• PROBLEM STATEMENT:
Type out every entry again, character for character.

__________

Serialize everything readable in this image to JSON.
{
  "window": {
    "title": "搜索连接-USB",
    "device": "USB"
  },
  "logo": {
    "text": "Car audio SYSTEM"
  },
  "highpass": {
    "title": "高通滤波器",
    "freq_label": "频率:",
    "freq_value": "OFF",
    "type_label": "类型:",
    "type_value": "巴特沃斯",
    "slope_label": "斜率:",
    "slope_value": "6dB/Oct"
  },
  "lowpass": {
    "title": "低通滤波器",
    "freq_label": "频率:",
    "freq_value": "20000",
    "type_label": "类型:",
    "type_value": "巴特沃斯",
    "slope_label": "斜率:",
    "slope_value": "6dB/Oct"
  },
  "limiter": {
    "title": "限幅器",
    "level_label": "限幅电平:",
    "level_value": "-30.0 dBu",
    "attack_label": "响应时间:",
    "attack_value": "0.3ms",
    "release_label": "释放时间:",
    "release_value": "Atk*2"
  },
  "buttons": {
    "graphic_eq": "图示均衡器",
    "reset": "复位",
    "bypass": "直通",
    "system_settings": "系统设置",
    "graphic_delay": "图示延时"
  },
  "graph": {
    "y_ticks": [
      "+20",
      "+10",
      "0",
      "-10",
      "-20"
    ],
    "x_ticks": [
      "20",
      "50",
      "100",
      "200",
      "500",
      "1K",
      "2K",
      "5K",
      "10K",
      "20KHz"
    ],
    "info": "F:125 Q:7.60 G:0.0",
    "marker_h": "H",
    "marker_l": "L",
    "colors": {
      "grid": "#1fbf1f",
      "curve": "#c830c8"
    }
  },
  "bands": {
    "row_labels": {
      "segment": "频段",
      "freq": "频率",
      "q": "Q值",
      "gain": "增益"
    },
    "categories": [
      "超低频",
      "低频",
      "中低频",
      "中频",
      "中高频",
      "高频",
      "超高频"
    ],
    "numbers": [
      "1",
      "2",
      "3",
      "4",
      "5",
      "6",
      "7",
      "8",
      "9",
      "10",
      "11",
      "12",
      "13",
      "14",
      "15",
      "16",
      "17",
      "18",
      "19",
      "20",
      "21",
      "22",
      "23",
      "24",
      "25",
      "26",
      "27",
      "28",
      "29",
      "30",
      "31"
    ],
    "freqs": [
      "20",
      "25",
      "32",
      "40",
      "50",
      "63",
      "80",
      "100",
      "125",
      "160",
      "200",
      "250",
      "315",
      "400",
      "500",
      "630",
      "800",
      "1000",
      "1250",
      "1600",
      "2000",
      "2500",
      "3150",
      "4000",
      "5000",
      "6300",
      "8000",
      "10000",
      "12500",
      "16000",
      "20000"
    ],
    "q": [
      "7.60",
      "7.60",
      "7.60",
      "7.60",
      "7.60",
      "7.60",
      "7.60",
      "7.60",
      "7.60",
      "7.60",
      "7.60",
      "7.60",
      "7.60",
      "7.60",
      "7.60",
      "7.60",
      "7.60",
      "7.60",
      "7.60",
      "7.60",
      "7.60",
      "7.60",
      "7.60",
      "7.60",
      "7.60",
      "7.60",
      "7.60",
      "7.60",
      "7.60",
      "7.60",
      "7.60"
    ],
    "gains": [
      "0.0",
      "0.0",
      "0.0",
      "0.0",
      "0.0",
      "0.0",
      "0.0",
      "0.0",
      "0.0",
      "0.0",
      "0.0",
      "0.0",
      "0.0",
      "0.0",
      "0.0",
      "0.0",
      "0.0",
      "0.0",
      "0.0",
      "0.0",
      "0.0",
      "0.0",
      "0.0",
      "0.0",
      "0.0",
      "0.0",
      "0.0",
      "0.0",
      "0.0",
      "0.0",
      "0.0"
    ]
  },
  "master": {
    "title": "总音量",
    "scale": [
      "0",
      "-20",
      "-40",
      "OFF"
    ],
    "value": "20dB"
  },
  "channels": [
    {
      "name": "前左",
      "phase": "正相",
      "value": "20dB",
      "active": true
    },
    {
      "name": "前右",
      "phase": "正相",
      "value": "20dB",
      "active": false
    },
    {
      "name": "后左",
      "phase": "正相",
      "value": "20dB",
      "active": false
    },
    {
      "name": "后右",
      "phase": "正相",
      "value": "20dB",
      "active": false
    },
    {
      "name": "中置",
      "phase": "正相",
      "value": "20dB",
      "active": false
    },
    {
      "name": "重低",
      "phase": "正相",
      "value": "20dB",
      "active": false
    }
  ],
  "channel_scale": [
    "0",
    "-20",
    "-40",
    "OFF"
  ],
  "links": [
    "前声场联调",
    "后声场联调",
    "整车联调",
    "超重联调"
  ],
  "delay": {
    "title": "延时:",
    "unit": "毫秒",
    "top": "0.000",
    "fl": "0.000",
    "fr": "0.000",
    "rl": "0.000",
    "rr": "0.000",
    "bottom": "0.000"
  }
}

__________

• TASK ANSWER:
Serialize everything readable in this image to JSON.
{
  "window": {
    "title": "搜索连接-USB",
    "device": "USB"
  },
  "logo": {
    "text": "Car audio SYSTEM"
  },
  "highpass": {
    "title": "高通滤波器",
    "freq_label": "频率:",
    "freq_value": "OFF",
    "type_label": "类型:",
    "type_value": "巴特沃斯",
    "slope_label": "斜率:",
    "slope_value": "6dB/Oct"
  },
  "lowpass": {
    "title": "低通滤波器",
    "freq_label": "频率:",
    "freq_value": "20000",
    "type_label": "类型:",
    "type_value": "巴特沃斯",
    "slope_label": "斜率:",
    "slope_value": "6dB/Oct"
  },
  "limiter": {
    "title": "限幅器",
    "level_label": "限幅电平:",
    "level_value": "-30.0 dBu",
    "attack_label": "响应时间:",
    "attack_value": "0.3ms",
    "release_label": "释放时间:",
    "release_value": "Atk*2"
  },
  "buttons": {
    "graphic_eq": "图示均衡器",
    "reset": "复位",
    "bypass": "直通",
    "system_settings": "系统设置",
    "graphic_delay": "图示延时"
  },
  "graph": {
    "y_ticks": [
      "+20",
      "+10",
      "0",
      "-10",
      "-20"
    ],
    "x_ticks": [
      "20",
      "50",
      "100",
      "200",
      "500",
      "1K",
      "2K",
      "5K",
      "10K",
      "20KHz"
    ],
    "info": "F:125 Q:7.60 G:0.0",
    "marker_h": "H",
    "marker_l": "L",
    "colors": {
      "grid": "#1fbf1f",
      "curve": "#c830c8"
    }
  },
  "bands": {
    "row_labels": {
      "segment": "频段",
      "freq": "频率",
      "q": "Q值",
      "gain": "增益"
    },
    "categories": [
      "超低频",
      "低频",
      "中低频",
      "中频",
      "中高频",
      "高频",
      "超高频"
    ],
    "numbers": [
      "1",
      "2",
      "3",
      "4",
      "5",
      "6",
      "7",
      "8",
      "9",
      "10",
      "11",
      "12",
      "13",
      "14",
      "15",
      "16",
      "17",
      "18",
      "19",
      "20",
      "21",
      "22",
      "23",
      "24",
      "25",
      "26",
      "27",
      "28",
      "29",
      "30",
      "31"
    ],
    "freqs": [
      "20",
      "25",
      "32",
      "40",
      "50",
      "63",
      "80",
      "100",
      "125",
      "160",
      "200",
      "250",
      "315",
      "400",
      "500",
      "630",
      "800",
      "1000",
      "1250",
      "1600",
      "2000",
      "2500",
      "3150",
      "4000",
      "5000",
      "6300",
      "8000",
      "10000",
      "12500",
      "16000",
      "20000"
    ],
    "q": [
      "7.60",
      "7.60",
      "7.60",
      "7.60",
      "7.60",
      "7.60",
      "7.60",
      "7.60",
      "7.60",
      "7.60",
      "7.60",
      "7.60",
      "7.60",
      "7.60",
      "7.60",
      "7.60",
      "7.60",
      "7.60",
      "7.60",
      "7.60",
      "7.60",
      "7.60",
      "7.60",
      "7.60",
      "7.60",
      "7.60",
      "7.60",
      "7.60",
      "7.60",
      "7.60",
      "7.60"
    ],
    "gains": [
      "0.0",
      "0.0",
      "0.0",
      "0.0",
      "0.0",
      "0.0",
      "0.0",
      "0.0",
      "0.0",
      "0.0",
      "0.0",
      "0.0",
      "0.0",
      "0.0",
      "0.0",
      "0.0",
      "0.0",
      "0.0",
      "0.0",
      "0.0",
      "0.0",
      "0.0",
      "0.0",
      "0.0",
      "0.0",
      "0.0",
      "0.0",
      "0.0",
      "0.0",
      "0.0",
      "0.0"
    ]
  },
  "master": {
    "title": "总音量",
    "scale": [
      "0",
      "-20",
      "-40",
      "OFF"
    ],
    "value": "20dB"
  },
  "channels": [
    {
      "name": "前左",
      "phase": "正相",
      "value": "20dB",
      "active": true
    },
    {
      "name": "前右",
      "phase": "正相",
      "value": "20dB",
      "active": false
    },
    {
      "name": "后左",
      "phase": "正相",
      "value": "20dB",
      "active": false
    },
    {
      "name": "后右",
      "phase": "正相",
      "value": "20dB",
      "active": false
    },
    {
      "name": "中置",
      "phase": "正相",
      "value": "20dB",
      "active": false
    },
    {
      "name": "重低",
      "phase": "正相",
      "value": "20dB",
      "active": false
    }
  ],
  "channel_scale": [
    "0",
    "-20",
    "-40",
    "OFF"
  ],
  "links": [
    "前声场联调",
    "后声场联调",
    "整车联调",
    "超重联调"
  ],
  "delay": {
    "title": "延时:",
    "unit": "毫秒",
    "top": "0.000",
    "fl": "0.000",
    "fr": "0.000",
    "rl": "0.000",
    "rr": "0.000",
    "bottom": "0.000"
  }
}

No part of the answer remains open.